His Future Started with Finding Direction
With Job Corps' help, Illinois native DeAngelo Dee has moved beyond teenage mistakes toward realizing his dream of helping others.
As a teenager, Illinois native DeAngelo Dee got a second chance. Little did the 16-year-old know then, but his decision to grab it changed his future for good.
Like many peers in Kankakee, a small city an hour south of Chicago, Dee was a teenager living on the edge and making bad choices to get ahead. Growing up in a city where street crime was routine, he admitted, avoiding trouble was tough.
As fate would have it, a police officer who was also his cousin learned that Dee was in danger of being arrested a second time. His cousin told him flatly that if he didn’t change quickly, another arrest and jail time seemed certain. The warning brought Dee to a crossroads at which he decided to turn in the right direction. His cousin’s example also inspired him to dream of someday working in law enforcement so he could also make a positive impact on others.
“I did not want to be in jail, and I did not want to let my mom down,” he said. “I had to grow up and be a man, and start taking care of myself.”
Dee stayed out of trouble and graduated in 2011 from Kankakee High School. After spending the next four years working temporary jobs with no clear direction, he was looking for more stable opportunities.
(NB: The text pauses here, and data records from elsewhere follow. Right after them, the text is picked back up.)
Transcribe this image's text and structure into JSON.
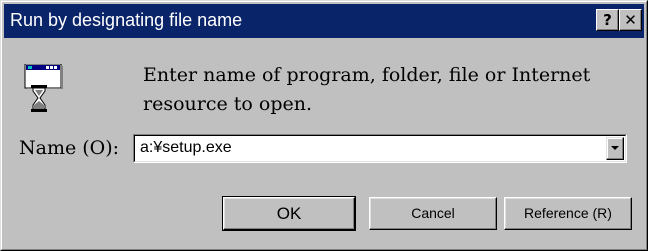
{
  "window": {
    "title": "Run by designating file name",
    "help_glyph": "?",
    "close_glyph": "✕"
  },
  "icon": {
    "name": "run-program-icon"
  },
  "message": "Enter name of program, folder, file or Internet resource to open.",
  "name_field": {
    "label": "Name (O):",
    "value": "a:¥setup.exe"
  },
  "buttons": {
    "ok": "OK",
    "cancel": "Cancel",
    "reference": "Reference (R)"
  },
  "colors": {
    "face": "#c0c0c0",
    "titlebar": "#0a246a",
    "title_text": "#ffffff"
  }
}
His search led him to Edinburgh, Indiana, and its Atterbury Job Corps center. Atterbury’s security vocational program, he thought, offered a great opportunity.
Before Atterbury, Dee explained, he hadn’t known much about Job Corps. During his nine-month program there, he learned the skills and gained an understanding needed for working toward his dream of a future law enforcement career.
“I became a better leader because I was a dorm leader. That experience helped mold me into who I am today,” he said. “I loved Atterbury, it was one of the best experiences I ever had.”
Job Corps graduate DeAngelo Dee's drive serves him as a lineman with the area’s semi-pro football team.
Once he completed his studies, Dee headed to another Job Corps location – the Red Rock facility in Lopez, Pennsylvania – for advanced training as a Human Service Worker in May 2016. “I wanted to advance my knowledge in another trade. I was up for any challenge and decided to go,” said Dee.
Two months after arriving, his efforts led to a work-based learning tenure as a corrections officer at the Columbia County Prison in nearby Bloomsburg. Dee found his work as a corrections officer rewarding.
“It was hard for me to see 18-year-old kids in jail. I wanted to work with kids trying to better their lives, to take my knowledge from the prison and tell them what they can do better in a sticky situation,” said Dee.
In January 2017, Dee returned to Atterbury and accepted an internship as a residential advisor. The six-week program allowed him to work with young people and better understand Job Corps through a staff member’s eyes. He remembers one young man who told him he wanted to give up on the program. By sharing his own experiences, Dee was able to help ease the boy’s doubts and motivate him to continue.
His internship completed, Dee returned to Kankakee and is now employed as a direct support professional – helping people with disabilities to gain skills and work toward independence. When he’s not working, his tireless drive serves him as offensive and defensive lineman with the Kankakee County Chargers, the area’s semi-pro football team.
In June, he’s headed to Mississippi as a newly accepted member of AmeriCorps. A program of the Corporation for National and Community Service, AmeriCorps currently has more than 2,900 people on national service assignments at 450 locations in the state to help meet local needs and strengthen communities.
After AmeriCorps, Dee hopes to get to college and eventually earn a master’s degree. One day, he’d like to teach physical education and coach football.
Now 24, DeAngelo Dee has certainly found a way to use his talents to benefit and inspire others. While his career journey has just begun, his cousin’s intervention and his Job Corps experience seem to have prepared him to go in any direction his heart and mind leads him.
Editor’s note: The “DOL Working for You” series highlights the department’s programs in action. View other blog posts in the series here.
Devlynn Deitrick is an intern in the department’s Office of Public Affairs in Philadelphia.